TASK DATA section start

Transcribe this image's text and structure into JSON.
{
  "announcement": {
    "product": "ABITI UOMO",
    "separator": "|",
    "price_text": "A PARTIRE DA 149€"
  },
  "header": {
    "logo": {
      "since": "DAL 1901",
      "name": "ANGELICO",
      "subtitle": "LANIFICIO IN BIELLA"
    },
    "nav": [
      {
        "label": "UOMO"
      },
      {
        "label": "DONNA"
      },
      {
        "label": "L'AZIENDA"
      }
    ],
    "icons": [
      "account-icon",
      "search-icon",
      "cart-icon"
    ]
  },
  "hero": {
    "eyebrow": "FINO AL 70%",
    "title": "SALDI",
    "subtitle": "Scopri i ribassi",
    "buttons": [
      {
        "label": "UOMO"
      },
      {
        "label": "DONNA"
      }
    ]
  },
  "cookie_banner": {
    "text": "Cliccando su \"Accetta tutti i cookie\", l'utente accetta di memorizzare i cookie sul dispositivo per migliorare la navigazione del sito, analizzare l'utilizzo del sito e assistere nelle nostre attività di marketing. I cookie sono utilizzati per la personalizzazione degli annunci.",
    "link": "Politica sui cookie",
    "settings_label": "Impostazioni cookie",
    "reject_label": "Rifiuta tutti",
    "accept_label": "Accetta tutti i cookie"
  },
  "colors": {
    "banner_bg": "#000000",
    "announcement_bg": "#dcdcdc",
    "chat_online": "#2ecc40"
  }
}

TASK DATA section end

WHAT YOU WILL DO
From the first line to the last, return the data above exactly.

OUTPUT BELOW
Transcribe this image's text and structure into JSON.
{
  "announcement": {
    "product": "ABITI UOMO",
    "separator": "|",
    "price_text": "A PARTIRE DA 149€"
  },
  "header": {
    "logo": {
      "since": "DAL 1901",
      "name": "ANGELICO",
      "subtitle": "LANIFICIO IN BIELLA"
    },
    "nav": [
      {
        "label": "UOMO"
      },
      {
        "label": "DONNA"
      },
      {
        "label": "L'AZIENDA"
      }
    ],
    "icons": [
      "account-icon",
      "search-icon",
      "cart-icon"
    ]
  },
  "hero": {
    "eyebrow": "FINO AL 70%",
    "title": "SALDI",
    "subtitle": "Scopri i ribassi",
    "buttons": [
      {
        "label": "UOMO"
      },
      {
        "label": "DONNA"
      }
    ]
  },
  "cookie_banner": {
    "text": "Cliccando su \"Accetta tutti i cookie\", l'utente accetta di memorizzare i cookie sul dispositivo per migliorare la navigazione del sito, analizzare l'utilizzo del sito e assistere nelle nostre attività di marketing. I cookie sono utilizzati per la personalizzazione degli annunci.",
    "link": "Politica sui cookie",
    "settings_label": "Impostazioni cookie",
    "reject_label": "Rifiuta tutti",
    "accept_label": "Accetta tutti i cookie"
  },
  "colors": {
    "banner_bg": "#000000",
    "announcement_bg": "#dcdcdc",
    "chat_online": "#2ecc40"
  }
}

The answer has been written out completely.